Article Summary

The news about the study

7 תגובות

  1. June 2020. Is there anything new about this? The long-awaited refrigerator is already waiting 🙂

  2. palm tree
    The fact that infrared rays can pass through it does not necessarily mean that you can see through it with infrared. The question is whether the light comes out straight or is it refracted in many directions. This is exactly how glass works in showers in public places. You create a rough surface with glass and then, even though the glass is transparent by nature, the light that comes out of it is scattered in all directions and thus you can't really see through it.
    I really hope they take care of this point before releasing the product

  3. A welcome study and we hope it will reach the market.
    But the whole story about saving air conditioning is amusing. I think they just put it in for publicity.
    This species will probably be used for sports and not for clothes worn in the office. In any case, I don't think it can have a significant effect. Even if it was customary to walk around the offices without a shirt, it would not be possible to see a significant difference in electricity consumption in the summer.
    A small emphasis, contrary to the title, the garment does not cool these, it just warms less than a normal garment.

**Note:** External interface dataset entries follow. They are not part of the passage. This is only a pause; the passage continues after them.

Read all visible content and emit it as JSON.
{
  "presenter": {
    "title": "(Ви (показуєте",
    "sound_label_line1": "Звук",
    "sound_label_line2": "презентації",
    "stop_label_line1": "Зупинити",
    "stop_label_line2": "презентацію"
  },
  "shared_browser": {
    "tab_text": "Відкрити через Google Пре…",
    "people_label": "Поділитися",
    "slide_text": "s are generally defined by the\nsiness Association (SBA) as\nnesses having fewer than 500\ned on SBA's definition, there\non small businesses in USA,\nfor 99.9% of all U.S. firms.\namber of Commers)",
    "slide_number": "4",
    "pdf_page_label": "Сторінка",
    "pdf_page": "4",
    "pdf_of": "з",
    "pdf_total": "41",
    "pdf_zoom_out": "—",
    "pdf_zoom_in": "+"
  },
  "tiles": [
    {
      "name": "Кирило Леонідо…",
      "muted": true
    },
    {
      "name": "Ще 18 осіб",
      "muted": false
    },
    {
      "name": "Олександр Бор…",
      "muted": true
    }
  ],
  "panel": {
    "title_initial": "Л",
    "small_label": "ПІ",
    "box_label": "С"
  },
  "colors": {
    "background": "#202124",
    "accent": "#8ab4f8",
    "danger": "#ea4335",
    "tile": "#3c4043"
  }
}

  4. Some notes
    Fabric neither cools nor warms.
    It is possible to lower the insulation level of a fabric (fabric, knit, etc.) by reducing its ability to maintain a warm microclimate near the skin. By various manipulations in the structure of the fiber (for example its porosity as mentioned in the article), its diameter, its surface area, the density of the fibers in the fabric, the three-dimensional structure in the fabric, the properties of the material itself and more. But the cloth is a dead substance, does not do any active action.
    The technology in question is relevant to the fiber level only. Fabrics can be made from the fibers in any form known today: knitting or weaving. So the relatively small contribution of insulation in the field of infrared waves is relative to the other capabilities of the fabric obtained from the other parameters.
    The apparent advantages of the new development have to meet requirements such as high radiation protection derived from the diameter of the fibers, their cross section and the knitting/weaving density, as well as the strength of the porous material and its ability to preserve certain properties under cleaning agents, abrasion in regular use and more.
    A similar technology is used in insulated fibers in which activated carbon is embedded, which maintains contact with atmospheric air and allows moisture, bad odors, etc. to be absorbed.

  5. Some important things:
    How will the fabric behave in the wash? Will the fabric lose its properties in the wash?
    How will he behave in the photo? Will it be transparent in the photo or opaque?
    How will it behave in water or rain?
    Will the fabric be strong enough?
    Will it be pleasant to use?
    Do the manufacturers think that they will be able to compel consumers to go with this fabric in order to save energy?
    Will the fabric be comfortable to design?
    What's better than fine mesh fabric?
    Please respond gently

Leave a Reply

Email will not be published. Required fields are marked *

This site uses Akismat to prevent spam messages. Click here to learn how your response data is processed.